**Task details:** The answer must consist of every line in the data that contains "GOLD".

**Extracted records:**
=======
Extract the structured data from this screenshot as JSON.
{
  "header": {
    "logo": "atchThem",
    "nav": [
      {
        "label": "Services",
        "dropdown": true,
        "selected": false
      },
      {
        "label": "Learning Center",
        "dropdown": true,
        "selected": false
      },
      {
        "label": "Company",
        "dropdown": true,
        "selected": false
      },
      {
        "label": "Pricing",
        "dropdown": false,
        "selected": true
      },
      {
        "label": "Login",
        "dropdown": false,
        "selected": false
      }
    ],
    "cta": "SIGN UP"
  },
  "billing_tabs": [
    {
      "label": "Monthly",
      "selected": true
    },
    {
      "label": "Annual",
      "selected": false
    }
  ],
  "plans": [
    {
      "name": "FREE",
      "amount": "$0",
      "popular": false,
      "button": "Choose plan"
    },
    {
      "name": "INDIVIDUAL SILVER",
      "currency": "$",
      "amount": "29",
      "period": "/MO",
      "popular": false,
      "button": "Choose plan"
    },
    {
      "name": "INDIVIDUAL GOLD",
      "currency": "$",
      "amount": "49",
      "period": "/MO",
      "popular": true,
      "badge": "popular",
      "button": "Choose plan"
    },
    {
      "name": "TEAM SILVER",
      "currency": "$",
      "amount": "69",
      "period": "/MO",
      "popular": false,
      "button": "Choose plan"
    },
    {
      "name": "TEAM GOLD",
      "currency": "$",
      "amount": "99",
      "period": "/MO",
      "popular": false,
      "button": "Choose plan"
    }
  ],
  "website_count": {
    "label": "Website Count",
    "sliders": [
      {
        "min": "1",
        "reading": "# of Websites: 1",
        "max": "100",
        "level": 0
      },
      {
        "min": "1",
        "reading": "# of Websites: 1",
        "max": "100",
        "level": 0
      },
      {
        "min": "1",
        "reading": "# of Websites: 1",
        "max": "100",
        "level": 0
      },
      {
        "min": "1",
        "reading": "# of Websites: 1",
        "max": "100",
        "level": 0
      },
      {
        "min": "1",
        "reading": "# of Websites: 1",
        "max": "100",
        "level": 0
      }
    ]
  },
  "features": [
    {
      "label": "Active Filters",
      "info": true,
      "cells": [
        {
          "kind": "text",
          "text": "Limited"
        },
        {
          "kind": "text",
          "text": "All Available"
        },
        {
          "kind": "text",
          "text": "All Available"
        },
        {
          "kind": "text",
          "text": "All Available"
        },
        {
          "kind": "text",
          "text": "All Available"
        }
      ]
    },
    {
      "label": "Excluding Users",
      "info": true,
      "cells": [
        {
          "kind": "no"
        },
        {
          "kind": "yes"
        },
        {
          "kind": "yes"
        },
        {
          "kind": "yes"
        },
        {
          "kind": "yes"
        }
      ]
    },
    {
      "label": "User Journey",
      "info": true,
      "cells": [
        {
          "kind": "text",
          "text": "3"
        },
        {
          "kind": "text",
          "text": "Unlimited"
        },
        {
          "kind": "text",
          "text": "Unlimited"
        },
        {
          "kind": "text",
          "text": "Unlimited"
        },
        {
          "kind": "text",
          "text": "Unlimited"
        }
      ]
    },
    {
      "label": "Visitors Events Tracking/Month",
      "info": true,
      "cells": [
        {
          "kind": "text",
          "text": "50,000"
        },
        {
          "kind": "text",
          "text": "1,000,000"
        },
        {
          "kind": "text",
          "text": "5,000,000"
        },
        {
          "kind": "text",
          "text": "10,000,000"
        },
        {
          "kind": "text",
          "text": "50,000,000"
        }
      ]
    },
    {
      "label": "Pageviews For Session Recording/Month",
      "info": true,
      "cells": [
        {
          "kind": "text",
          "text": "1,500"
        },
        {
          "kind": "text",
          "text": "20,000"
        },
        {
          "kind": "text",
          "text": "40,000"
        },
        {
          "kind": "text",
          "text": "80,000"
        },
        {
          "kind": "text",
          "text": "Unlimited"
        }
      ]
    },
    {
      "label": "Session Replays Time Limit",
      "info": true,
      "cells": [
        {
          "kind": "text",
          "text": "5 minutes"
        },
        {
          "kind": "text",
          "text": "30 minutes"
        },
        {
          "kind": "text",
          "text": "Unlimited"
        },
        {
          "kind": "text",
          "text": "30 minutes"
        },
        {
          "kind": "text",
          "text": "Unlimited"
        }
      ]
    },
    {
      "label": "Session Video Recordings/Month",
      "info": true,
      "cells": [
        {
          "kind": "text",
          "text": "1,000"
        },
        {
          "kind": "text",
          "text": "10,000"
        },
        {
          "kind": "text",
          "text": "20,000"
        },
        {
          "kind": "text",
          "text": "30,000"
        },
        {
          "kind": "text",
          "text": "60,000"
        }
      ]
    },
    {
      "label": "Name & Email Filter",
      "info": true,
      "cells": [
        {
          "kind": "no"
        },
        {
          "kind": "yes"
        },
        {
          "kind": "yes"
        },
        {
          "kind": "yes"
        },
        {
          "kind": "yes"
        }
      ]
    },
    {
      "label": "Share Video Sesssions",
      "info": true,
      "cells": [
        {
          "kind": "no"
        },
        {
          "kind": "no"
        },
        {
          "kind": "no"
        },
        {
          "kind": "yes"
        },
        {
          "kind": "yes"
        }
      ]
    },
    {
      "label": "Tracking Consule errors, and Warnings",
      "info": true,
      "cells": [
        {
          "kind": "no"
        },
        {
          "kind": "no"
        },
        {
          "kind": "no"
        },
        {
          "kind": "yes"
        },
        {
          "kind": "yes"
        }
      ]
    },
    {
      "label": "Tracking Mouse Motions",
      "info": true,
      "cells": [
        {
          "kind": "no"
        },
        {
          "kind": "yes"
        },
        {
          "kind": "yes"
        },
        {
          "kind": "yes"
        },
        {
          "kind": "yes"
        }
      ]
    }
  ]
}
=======
**Completed task:**
      "name": "INDIVIDUAL GOLD",
      "name": "TEAM GOLD",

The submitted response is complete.